Answer to Question #12757 Submitted to "Ask the Experts"
The following question was answered by an expert in the appropriate field:
I am curious about what dangers might be associated with a tritium (3H) night sight used on a rifle or gun. If the gun's night sight rested upon the person's body, could this cause cancer? Second question, what is the danger from approximately 2 MBq of 3H being released in an accident, if the night sight was broken?
There is no danger from a tritium night sight resting upon a person. Tritium (3H) used in night sights, and in glow-in-the-dark watches and exit signs, is a radioactive material that only emits a very weak beta particle. The beta particle is an energetic electron ejected from the nucleus of the 3H, which has one proton and two neutrons. When 3H decays it becomes helium-3 (3He), which has two protons and one neutron and is not radioactive. The very weak beta particle from the 3H has such low penetrating power that it will not go through a sheet of paper or even a few millimeters of air.

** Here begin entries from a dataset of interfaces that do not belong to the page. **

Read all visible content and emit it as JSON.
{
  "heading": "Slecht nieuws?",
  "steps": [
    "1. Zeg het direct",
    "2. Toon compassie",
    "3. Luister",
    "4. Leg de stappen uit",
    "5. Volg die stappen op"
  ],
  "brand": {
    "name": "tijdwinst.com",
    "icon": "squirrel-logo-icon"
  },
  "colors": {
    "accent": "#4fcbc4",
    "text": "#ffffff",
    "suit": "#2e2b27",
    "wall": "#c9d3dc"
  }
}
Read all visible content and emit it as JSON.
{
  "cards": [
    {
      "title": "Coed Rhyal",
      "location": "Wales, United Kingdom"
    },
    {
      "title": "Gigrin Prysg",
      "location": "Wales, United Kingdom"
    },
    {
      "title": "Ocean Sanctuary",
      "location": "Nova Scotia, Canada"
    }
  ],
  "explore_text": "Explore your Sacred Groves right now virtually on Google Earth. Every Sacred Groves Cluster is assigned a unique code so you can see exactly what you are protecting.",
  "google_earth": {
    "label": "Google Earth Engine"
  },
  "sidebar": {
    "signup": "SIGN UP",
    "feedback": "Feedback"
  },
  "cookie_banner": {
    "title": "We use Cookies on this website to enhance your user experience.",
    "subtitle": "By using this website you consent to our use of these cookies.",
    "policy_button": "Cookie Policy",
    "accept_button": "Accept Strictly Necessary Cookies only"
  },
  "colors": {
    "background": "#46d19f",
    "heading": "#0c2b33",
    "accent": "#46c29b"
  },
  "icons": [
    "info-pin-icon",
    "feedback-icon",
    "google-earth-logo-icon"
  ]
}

If the night sight, with 2 MBq of 3H, was broken, the 3H released would not present a danger. Normally the 3H would be released and very little would be ingested, inhaled, or deposited on a person's skin. Any 3H deposited on the skin would be shielded from the beta radiation by the dead layer of skin. However, assume that all 2 MBq were ingested or inhaled by a person and stays inside the person as water (3H2O) and is naturally eliminated over time. The US Nuclear Regulatory Commission, in 10 CFR Part 20, Appendix B, Table 1, states that 80,000 µCi (approximately 3,000 MBq) would result in a "committed effective dose equivalent of 5 rems," equivalent to 0.05 Sv. So, an intake of 2 MBq of 3H might give a maximum dose of 3.3 × 10-5 Sv, which is 3.3% of the annual limit for a member of the public and about the same as a person's average annual dose from natural background radiation.
John P. Hageman, MS, CHP